EXERCISE DIRECTIONS -
A complete and exact copy of the data below is the task.

━━━ RECORDED INFORMATION ━━━

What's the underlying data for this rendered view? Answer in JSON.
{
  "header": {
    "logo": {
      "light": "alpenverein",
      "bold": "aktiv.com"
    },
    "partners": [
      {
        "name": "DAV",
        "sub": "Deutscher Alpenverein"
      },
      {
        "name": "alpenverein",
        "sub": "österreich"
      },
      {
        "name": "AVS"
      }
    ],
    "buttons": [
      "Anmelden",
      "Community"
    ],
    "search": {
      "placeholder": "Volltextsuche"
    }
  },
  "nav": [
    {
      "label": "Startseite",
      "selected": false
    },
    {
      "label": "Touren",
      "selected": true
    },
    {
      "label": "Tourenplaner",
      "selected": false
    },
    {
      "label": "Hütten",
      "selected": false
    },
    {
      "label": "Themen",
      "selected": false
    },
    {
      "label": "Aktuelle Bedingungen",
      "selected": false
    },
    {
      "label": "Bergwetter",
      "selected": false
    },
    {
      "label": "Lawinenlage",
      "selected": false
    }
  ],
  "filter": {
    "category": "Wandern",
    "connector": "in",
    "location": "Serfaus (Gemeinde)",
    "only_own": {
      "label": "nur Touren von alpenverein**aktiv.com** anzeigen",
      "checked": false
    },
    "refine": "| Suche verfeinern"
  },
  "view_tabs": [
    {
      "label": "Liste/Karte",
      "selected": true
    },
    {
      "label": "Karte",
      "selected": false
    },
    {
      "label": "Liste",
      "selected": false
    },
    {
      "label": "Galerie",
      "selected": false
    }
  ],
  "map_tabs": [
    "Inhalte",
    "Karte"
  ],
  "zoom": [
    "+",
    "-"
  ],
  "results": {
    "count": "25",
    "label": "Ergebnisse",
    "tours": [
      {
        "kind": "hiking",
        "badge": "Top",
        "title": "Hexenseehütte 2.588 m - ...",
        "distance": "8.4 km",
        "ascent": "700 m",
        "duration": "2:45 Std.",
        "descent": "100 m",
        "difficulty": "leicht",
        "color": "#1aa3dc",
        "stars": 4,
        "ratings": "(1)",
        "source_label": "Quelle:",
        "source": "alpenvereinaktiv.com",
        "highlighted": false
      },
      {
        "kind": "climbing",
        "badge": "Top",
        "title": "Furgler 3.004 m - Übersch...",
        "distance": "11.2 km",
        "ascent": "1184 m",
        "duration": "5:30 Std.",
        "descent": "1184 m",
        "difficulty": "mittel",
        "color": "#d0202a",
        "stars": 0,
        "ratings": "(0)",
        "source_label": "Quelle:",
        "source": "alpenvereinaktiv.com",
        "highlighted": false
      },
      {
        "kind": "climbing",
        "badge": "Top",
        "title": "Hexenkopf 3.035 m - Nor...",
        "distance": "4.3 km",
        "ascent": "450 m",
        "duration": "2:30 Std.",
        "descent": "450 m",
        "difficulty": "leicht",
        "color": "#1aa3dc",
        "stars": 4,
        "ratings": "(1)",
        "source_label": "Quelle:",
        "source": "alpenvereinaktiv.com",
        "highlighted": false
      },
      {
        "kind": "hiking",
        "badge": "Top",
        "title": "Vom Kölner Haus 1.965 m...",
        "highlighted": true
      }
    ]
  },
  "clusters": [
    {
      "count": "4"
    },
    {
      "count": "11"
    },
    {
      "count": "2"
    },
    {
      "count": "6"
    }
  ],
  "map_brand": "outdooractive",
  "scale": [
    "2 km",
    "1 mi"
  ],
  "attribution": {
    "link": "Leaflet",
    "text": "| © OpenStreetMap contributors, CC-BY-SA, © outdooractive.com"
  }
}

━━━

RESPONSE -
What's the underlying data for this rendered view? Answer in JSON.
{
  "header": {
    "logo": {
      "light": "alpenverein",
      "bold": "aktiv.com"
    },
    "partners": [
      {
        "name": "DAV",
        "sub": "Deutscher Alpenverein"
      },
      {
        "name": "alpenverein",
        "sub": "österreich"
      },
      {
        "name": "AVS"
      }
    ],
    "buttons": [
      "Anmelden",
      "Community"
    ],
    "search": {
      "placeholder": "Volltextsuche"
    }
  },
  "nav": [
    {
      "label": "Startseite",
      "selected": false
    },
    {
      "label": "Touren",
      "selected": true
    },
    {
      "label": "Tourenplaner",
      "selected": false
    },
    {
      "label": "Hütten",
      "selected": false
    },
    {
      "label": "Themen",
      "selected": false
    },
    {
      "label": "Aktuelle Bedingungen",
      "selected": false
    },
    {
      "label": "Bergwetter",
      "selected": false
    },
    {
      "label": "Lawinenlage",
      "selected": false
    }
  ],
  "filter": {
    "category": "Wandern",
    "connector": "in",
    "location": "Serfaus (Gemeinde)",
    "only_own": {
      "label": "nur Touren von alpenverein**aktiv.com** anzeigen",
      "checked": false
    },
    "refine": "| Suche verfeinern"
  },
  "view_tabs": [
    {
      "label": "Liste/Karte",
      "selected": true
    },
    {
      "label": "Karte",
      "selected": false
    },
    {
      "label": "Liste",
      "selected": false
    },
    {
      "label": "Galerie",
      "selected": false
    }
  ],
  "map_tabs": [
    "Inhalte",
    "Karte"
  ],
  "zoom": [
    "+",
    "-"
  ],
  "results": {
    "count": "25",
    "label": "Ergebnisse",
    "tours": [
      {
        "kind": "hiking",
        "badge": "Top",
        "title": "Hexenseehütte 2.588 m - ...",
        "distance": "8.4 km",
        "ascent": "700 m",
        "duration": "2:45 Std.",
        "descent": "100 m",
        "difficulty": "leicht",
        "color": "#1aa3dc",
        "stars": 4,
        "ratings": "(1)",
        "source_label": "Quelle:",
        "source": "alpenvereinaktiv.com",
        "highlighted": false
      },
      {
        "kind": "climbing",
        "badge": "Top",
        "title": "Furgler 3.004 m - Übersch...",
        "distance": "11.2 km",
        "ascent": "1184 m",
        "duration": "5:30 Std.",
        "descent": "1184 m",
        "difficulty": "mittel",
        "color": "#d0202a",
        "stars": 0,
        "ratings": "(0)",
        "source_label": "Quelle:",
        "source": "alpenvereinaktiv.com",
        "highlighted": false
      },
      {
        "kind": "climbing",
        "badge": "Top",
        "title": "Hexenkopf 3.035 m - Nor...",
        "distance": "4.3 km",
        "ascent": "450 m",
        "duration": "2:30 Std.",
        "descent": "450 m",
        "difficulty": "leicht",
        "color": "#1aa3dc",
        "stars": 4,
        "ratings": "(1)",
        "source_label": "Quelle:",
        "source": "alpenvereinaktiv.com",
        "highlighted": false
      },
      {
        "kind": "hiking",
        "badge": "Top",
        "title": "Vom Kölner Haus 1.965 m...",
        "highlighted": true
      }
    ]
  },
  "clusters": [
    {
      "count": "4"
    },
    {
      "count": "11"
    },
    {
      "count": "2"
    },
    {
      "count": "6"
    }
  ],
  "map_brand": "outdooractive",
  "scale": [
    "2 km",
    "1 mi"
  ],
  "attribution": {
    "link": "Leaflet",
    "text": "| © OpenStreetMap contributors, CC-BY-SA, © outdooractive.com"
  }
}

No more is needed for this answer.